On set, Caruso is fixated on finding a very particular groove for Caine. In between sips of diet Coke, he ranges freely through his dialogue, often re-inventing it outright. The rest of the cast delivers the script exactly as written; Caruso shuffles his lines or simply re-writes them on the fly. The infamous one-liners that close the tease of each episode are rarely – if ever – delivered as scripted. During my time producing promos for the show, I don’t remember the quip from the shooting script ever remotely matching what Caruso delivered on set.
My favorite moment from the dailies happened while shooting on location. Normally, when he loses his flow, Caruso will cut his own take with a shake of his head and a call for some diet Coke. Only this once, Caruso blanked mid-take and called out to the script supervisor for his next line. Off-camera, a voice shouts “Frank, it looks like homicide.”
A second later, Caruso said “This looks like murder, Frank.”
It’s not just the ‘money’ lines of dialogue he re-crafts; it’s all of it – from the minor bits of exposition to the major speeches. High minded critics might dismiss that as egotism and bad celebrity behavior, but it’s hard to argue with results. Whether you’re cheering for him or laughing at him, Caruso is a singular presence on television. What he’s created in Horatio Caine is singular; even if it will be parodied for years, he’s achieved something unique. It took three decades for Shatner’s overacting Kirk to gain icon status, something Caruso attained in less than three years. There isn’t another television star who divides the audience so sharply, and is watched by both ends of the spectrum.
The rest of CSI: Miami is held together purely by Caine’s gravity. In the last few years, there have been serial killers, doomed romances, murdered wives, lost sons, pregnancy scares, undercover moles, a long lost brother, kidnappings, amnesia, gambling problems, drug possession, and most recently, an extradition to Brazil that have plagued the forensic team outside their caseload. The stories are ludicrous, and the presented motives for murder are nearly nonsensical. Caruso’s hyper-solemn manner destroys any need for plausibility. Nobody watches this show for content – it’s all the style.

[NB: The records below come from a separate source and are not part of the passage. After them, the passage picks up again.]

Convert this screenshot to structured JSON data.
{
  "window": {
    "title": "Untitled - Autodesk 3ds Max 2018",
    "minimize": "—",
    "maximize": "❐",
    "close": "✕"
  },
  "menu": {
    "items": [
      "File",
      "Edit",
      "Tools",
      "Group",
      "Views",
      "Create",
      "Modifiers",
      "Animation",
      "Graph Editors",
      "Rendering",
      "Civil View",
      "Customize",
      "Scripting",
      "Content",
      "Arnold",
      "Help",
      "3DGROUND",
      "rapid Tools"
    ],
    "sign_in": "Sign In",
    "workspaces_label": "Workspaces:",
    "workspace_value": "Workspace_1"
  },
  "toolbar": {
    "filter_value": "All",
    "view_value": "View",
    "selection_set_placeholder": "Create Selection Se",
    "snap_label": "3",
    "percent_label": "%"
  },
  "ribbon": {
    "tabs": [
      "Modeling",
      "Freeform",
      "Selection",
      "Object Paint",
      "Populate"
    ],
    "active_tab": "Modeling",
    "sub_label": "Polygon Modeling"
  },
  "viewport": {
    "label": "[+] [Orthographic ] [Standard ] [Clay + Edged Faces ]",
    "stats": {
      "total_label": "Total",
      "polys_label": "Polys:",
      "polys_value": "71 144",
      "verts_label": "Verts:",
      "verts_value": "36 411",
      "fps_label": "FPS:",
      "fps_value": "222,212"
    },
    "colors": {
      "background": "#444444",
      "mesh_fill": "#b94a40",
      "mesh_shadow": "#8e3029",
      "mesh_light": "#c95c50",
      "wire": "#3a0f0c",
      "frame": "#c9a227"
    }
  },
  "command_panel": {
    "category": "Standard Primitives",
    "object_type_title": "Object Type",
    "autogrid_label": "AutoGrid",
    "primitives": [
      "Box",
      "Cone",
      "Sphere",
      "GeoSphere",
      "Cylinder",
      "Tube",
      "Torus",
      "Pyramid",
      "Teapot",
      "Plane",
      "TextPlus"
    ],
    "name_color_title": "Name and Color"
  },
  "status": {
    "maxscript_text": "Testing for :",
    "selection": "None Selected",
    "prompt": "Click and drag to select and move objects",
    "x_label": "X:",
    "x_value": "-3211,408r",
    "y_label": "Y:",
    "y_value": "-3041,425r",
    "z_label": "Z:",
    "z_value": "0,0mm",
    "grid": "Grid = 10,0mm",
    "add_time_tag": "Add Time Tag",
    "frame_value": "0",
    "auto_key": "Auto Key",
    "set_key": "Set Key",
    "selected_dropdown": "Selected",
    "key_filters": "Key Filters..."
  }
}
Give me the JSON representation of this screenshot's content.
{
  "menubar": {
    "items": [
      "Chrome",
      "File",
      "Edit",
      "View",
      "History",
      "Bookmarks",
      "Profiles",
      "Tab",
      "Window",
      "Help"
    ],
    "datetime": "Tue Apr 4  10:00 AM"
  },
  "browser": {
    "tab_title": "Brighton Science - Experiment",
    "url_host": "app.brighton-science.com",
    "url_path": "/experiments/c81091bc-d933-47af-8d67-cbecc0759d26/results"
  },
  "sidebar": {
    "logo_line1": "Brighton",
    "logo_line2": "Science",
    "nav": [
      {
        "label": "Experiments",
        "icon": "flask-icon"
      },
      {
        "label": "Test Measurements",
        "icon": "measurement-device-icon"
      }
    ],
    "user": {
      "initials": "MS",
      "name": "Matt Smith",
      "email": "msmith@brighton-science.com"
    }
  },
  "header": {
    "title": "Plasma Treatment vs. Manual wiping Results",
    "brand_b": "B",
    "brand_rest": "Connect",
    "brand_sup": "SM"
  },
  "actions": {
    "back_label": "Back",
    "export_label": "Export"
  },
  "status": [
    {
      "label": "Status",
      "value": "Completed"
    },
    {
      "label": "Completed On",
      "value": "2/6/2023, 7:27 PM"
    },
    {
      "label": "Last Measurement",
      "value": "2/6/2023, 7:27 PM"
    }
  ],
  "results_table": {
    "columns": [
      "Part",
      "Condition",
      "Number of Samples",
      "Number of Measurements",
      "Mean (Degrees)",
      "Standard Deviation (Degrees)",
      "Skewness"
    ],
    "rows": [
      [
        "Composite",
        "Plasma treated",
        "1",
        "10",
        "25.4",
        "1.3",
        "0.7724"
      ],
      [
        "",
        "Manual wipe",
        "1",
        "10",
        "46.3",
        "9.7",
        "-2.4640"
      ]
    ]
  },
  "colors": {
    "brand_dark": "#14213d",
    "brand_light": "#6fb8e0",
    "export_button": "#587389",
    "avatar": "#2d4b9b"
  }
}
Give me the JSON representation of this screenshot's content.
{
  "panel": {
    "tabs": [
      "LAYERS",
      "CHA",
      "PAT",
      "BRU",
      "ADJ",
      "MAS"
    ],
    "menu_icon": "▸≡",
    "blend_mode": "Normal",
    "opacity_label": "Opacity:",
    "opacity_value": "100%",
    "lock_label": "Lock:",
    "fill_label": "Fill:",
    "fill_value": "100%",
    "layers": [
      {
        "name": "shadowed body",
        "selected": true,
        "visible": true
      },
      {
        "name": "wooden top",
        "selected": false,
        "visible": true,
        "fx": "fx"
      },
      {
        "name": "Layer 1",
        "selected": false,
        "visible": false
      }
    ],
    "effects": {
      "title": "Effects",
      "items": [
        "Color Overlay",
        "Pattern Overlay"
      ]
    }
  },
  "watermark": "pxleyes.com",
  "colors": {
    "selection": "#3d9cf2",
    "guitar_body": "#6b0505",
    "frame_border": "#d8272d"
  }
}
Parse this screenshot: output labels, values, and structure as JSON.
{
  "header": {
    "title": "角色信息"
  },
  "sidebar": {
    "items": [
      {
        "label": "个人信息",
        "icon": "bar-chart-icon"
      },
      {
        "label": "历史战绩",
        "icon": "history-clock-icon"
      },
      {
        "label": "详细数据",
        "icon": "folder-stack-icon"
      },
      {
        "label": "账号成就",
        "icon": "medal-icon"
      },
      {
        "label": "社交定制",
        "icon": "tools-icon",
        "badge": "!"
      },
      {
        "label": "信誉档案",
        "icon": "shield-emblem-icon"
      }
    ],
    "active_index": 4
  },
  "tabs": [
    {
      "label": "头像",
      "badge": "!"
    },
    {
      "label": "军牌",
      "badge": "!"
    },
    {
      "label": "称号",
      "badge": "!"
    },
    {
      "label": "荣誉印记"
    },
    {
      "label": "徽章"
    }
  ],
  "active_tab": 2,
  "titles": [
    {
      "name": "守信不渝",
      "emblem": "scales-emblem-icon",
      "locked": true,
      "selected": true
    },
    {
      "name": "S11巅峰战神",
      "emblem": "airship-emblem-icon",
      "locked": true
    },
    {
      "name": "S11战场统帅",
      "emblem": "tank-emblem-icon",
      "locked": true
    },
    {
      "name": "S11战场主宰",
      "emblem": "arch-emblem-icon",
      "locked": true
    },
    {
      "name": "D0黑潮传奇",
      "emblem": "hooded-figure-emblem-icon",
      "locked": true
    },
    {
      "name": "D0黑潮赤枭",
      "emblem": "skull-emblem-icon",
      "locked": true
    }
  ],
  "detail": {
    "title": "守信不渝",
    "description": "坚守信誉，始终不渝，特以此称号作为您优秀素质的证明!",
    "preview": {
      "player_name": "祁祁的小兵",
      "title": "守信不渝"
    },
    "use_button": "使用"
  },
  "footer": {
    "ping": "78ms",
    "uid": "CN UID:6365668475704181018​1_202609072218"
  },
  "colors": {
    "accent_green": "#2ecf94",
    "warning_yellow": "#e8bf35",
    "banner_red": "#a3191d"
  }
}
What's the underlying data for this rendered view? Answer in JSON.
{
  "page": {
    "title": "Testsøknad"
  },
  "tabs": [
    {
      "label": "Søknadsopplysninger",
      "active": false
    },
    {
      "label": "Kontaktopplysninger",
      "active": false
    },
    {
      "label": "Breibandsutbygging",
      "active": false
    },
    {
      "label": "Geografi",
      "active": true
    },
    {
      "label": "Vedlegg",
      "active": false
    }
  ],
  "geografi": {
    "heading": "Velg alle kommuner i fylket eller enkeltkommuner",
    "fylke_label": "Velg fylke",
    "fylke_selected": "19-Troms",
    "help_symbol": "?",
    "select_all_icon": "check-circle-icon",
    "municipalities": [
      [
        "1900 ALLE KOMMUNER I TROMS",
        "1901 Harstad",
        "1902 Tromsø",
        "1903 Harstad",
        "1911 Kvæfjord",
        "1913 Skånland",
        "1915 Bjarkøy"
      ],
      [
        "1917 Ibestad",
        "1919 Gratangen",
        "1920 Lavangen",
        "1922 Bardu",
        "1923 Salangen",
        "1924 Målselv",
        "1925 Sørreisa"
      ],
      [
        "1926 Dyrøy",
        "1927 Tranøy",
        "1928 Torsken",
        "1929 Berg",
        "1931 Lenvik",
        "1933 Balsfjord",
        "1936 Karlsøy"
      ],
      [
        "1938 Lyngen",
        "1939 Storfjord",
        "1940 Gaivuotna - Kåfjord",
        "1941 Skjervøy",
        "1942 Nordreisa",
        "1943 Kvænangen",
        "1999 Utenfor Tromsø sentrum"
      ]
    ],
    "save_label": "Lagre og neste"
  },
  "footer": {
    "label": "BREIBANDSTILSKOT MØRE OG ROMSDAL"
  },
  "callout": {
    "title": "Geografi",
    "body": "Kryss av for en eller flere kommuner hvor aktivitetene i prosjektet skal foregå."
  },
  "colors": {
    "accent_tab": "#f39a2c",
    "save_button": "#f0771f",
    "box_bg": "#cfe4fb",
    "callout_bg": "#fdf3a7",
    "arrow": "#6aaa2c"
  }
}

There isn’t a better looking show on prime-time, high-definition television than CSI: Miami. The fictional Miami is a volatile city of gold, exploding with impossibly over-saturated color. How many police labs in America are suffused with lime green and tangerine orange lighting? How many coroners show up at crime scenes in white linen suits and four inch heels? It’s a glamorous, immigrant’s dream of Miami… blending Scarface, telenovellas, and slavish celebrity worship into a modern mélange. Much as Dallas epitomized wealth and success in the '80s and Beverly Hills, 90210 did in the '90s, CSI: Miami is a vision of how the "have-nots" dream life is like for the "haves".
Television is essentially where America dreams, and embodying the roiling, contradictory desires of the national subconscious is a far more difficult task than it appears. The failed attempts are too numerous to count, and CSI: Miami couldn’t be a success if it didn’t inspire such divisive attitudes. Love it or hate it, you can’t argue against the quality.